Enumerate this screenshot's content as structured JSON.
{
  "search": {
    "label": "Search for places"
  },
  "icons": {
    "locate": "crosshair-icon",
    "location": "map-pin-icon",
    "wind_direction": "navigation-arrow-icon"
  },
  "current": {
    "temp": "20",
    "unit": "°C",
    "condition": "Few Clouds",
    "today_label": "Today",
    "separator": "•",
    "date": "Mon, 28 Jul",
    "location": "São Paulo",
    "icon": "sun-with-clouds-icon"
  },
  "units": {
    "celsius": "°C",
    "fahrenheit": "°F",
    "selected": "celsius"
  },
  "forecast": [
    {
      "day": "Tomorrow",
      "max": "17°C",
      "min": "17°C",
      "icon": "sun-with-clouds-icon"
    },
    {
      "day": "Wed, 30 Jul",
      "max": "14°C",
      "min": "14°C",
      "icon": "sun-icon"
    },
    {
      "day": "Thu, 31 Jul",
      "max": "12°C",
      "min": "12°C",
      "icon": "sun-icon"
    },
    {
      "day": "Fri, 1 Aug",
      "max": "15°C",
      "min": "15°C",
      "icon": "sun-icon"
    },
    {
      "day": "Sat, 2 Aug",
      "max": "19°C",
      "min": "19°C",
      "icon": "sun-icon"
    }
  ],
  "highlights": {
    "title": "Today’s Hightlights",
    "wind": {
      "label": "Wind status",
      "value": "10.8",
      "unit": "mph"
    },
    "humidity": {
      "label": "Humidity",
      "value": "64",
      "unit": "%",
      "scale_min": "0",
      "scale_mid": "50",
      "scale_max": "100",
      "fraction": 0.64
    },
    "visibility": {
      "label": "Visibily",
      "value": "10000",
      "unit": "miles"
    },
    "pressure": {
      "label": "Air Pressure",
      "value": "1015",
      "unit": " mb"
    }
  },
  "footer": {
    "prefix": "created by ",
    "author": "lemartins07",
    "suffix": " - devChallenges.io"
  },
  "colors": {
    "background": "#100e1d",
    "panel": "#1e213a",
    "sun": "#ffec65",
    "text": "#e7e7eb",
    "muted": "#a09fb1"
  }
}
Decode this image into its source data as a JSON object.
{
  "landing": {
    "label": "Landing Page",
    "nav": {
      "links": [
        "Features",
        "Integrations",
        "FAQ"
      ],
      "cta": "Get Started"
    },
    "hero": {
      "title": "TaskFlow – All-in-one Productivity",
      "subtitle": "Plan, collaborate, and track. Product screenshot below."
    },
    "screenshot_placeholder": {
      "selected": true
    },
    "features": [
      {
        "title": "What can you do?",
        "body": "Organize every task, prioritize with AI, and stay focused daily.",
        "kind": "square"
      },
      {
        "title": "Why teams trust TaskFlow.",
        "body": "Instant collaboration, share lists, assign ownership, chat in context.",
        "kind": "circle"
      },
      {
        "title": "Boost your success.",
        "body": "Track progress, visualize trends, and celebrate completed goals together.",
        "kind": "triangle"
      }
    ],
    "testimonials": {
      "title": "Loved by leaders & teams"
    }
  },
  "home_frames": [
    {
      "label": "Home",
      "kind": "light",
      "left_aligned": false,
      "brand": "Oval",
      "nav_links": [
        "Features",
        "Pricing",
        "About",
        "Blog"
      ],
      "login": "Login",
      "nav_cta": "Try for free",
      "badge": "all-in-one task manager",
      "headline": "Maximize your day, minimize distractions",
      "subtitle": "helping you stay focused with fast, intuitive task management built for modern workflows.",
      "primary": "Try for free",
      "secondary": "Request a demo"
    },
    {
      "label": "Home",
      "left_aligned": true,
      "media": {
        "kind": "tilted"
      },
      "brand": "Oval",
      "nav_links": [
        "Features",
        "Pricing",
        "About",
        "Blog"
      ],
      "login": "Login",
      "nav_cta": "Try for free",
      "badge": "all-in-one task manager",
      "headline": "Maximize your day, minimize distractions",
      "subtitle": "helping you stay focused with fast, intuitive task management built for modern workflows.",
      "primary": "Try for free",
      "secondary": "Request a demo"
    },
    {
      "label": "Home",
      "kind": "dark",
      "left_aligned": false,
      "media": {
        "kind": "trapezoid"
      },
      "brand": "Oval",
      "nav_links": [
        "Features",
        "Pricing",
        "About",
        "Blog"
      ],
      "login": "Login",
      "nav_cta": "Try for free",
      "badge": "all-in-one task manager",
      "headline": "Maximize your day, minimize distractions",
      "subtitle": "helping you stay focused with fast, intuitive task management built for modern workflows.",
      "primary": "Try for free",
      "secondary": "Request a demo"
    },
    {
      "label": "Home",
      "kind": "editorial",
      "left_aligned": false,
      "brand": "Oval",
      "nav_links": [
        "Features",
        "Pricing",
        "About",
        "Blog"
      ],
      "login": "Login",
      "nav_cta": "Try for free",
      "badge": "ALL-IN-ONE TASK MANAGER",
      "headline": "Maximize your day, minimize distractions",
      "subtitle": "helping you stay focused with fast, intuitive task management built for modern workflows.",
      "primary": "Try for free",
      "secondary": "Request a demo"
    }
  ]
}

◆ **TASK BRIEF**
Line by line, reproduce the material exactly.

◆ **WRITTEN SOLUTION**
Enumerate this screenshot's content as structured JSON.
{
  "search": {
    "label": "Search for places"
  },
  "icons": {
    "locate": "crosshair-icon",
    "location": "map-pin-icon",
    "wind_direction": "navigation-arrow-icon"
  },
  "current": {
    "temp": "20",
    "unit": "°C",
    "condition": "Few Clouds",
    "today_label": "Today",
    "separator": "•",
    "date": "Mon, 28 Jul",
    "location": "São Paulo",
    "icon": "sun-with-clouds-icon"
  },
  "units": {
    "celsius": "°C",
    "fahrenheit": "°F",
    "selected": "celsius"
  },
  "forecast": [
    {
      "day": "Tomorrow",
      "max": "17°C",
      "min": "17°C",
      "icon": "sun-with-clouds-icon"
    },
    {
      "day": "Wed, 30 Jul",
      "max": "14°C",
      "min": "14°C",
      "icon": "sun-icon"
    },
    {
      "day": "Thu, 31 Jul",
      "max": "12°C",
      "min": "12°C",
      "icon": "sun-icon"
    },
    {
      "day": "Fri, 1 Aug",
      "max": "15°C",
      "min": "15°C",
      "icon": "sun-icon"
    },
    {
      "day": "Sat, 2 Aug",
      "max": "19°C",
      "min": "19°C",
      "icon": "sun-icon"
    }
  ],
  "highlights": {
    "title": "Today’s Hightlights",
    "wind": {
      "label": "Wind status",
      "value": "10.8",
      "unit": "mph"
    },
    "humidity": {
      "label": "Humidity",
      "value": "64",
      "unit": "%",
      "scale_min": "0",
      "scale_mid": "50",
      "scale_max": "100",
      "fraction": 0.64
    },
    "visibility": {
      "label": "Visibily",
      "value": "10000",
      "unit": "miles"
    },
    "pressure": {
      "label": "Air Pressure",
      "value": "1015",
      "unit": " mb"
    }
  },
  "footer": {
    "prefix": "created by ",
    "author": "lemartins07",
    "suffix": " - devChallenges.io"
  },
  "colors": {
    "background": "#100e1d",
    "panel": "#1e213a",
    "sun": "#ffec65",
    "text": "#e7e7eb",
    "muted": "#a09fb1"
  }
}
Decode this image into its source data as a JSON object.
{
  "landing": {
    "label": "Landing Page",
    "nav": {
      "links": [
        "Features",
        "Integrations",
        "FAQ"
      ],
      "cta": "Get Started"
    },
    "hero": {
      "title": "TaskFlow – All-in-one Productivity",
      "subtitle": "Plan, collaborate, and track. Product screenshot below."
    },
    "screenshot_placeholder": {
      "selected": true
    },
    "features": [
      {
        "title": "What can you do?",
        "body": "Organize every task, prioritize with AI, and stay focused daily.",
        "kind": "square"
      },
      {
        "title": "Why teams trust TaskFlow.",
        "body": "Instant collaboration, share lists, assign ownership, chat in context.",
        "kind": "circle"
      },
      {
        "title": "Boost your success.",
        "body": "Track progress, visualize trends, and celebrate completed goals together.",
        "kind": "triangle"
      }
    ],
    "testimonials": {
      "title": "Loved by leaders & teams"
    }
  },
  "home_frames": [
    {
      "label": "Home",
      "kind": "light",
      "left_aligned": false,
      "brand": "Oval",
      "nav_links": [
        "Features",
        "Pricing",
        "About",
        "Blog"
      ],
      "login": "Login",
      "nav_cta": "Try for free",
      "badge": "all-in-one task manager",
      "headline": "Maximize your day, minimize distractions",
      "subtitle": "helping you stay focused with fast, intuitive task management built for modern workflows.",
      "primary": "Try for free",
      "secondary": "Request a demo"
    },
    {
      "label": "Home",
      "left_aligned": true,
      "media": {
        "kind": "tilted"
      },
      "brand": "Oval",
      "nav_links": [
        "Features",
        "Pricing",
        "About",
        "Blog"
      ],
      "login": "Login",
      "nav_cta": "Try for free",
      "badge": "all-in-one task manager",
      "headline": "Maximize your day, minimize distractions",
      "subtitle": "helping you stay focused with fast, intuitive task management built for modern workflows.",
      "primary": "Try for free",
      "secondary": "Request a demo"
    },
    {
      "label": "Home",
      "kind": "dark",
      "left_aligned": false,
      "media": {
        "kind": "trapezoid"
      },
      "brand": "Oval",
      "nav_links": [
        "Features",
        "Pricing",
        "About",
        "Blog"
      ],
      "login": "Login",
      "nav_cta": "Try for free",
      "badge": "all-in-one task manager",
      "headline": "Maximize your day, minimize distractions",
      "subtitle": "helping you stay focused with fast, intuitive task management built for modern workflows.",
      "primary": "Try for free",
      "secondary": "Request a demo"
    },
    {
      "label": "Home",
      "kind": "editorial",
      "left_aligned": false,
      "brand": "Oval",
      "nav_links": [
        "Features",
        "Pricing",
        "About",
        "Blog"
      ],
      "login": "Login",
      "nav_cta": "Try for free",
      "badge": "ALL-IN-ONE TASK MANAGER",
      "headline": "Maximize your day, minimize distractions",
      "subtitle": "helping you stay focused with fast, intuitive task management built for modern workflows.",
      "primary": "Try for free",
      "secondary": "Request a demo"
    }
  ]
}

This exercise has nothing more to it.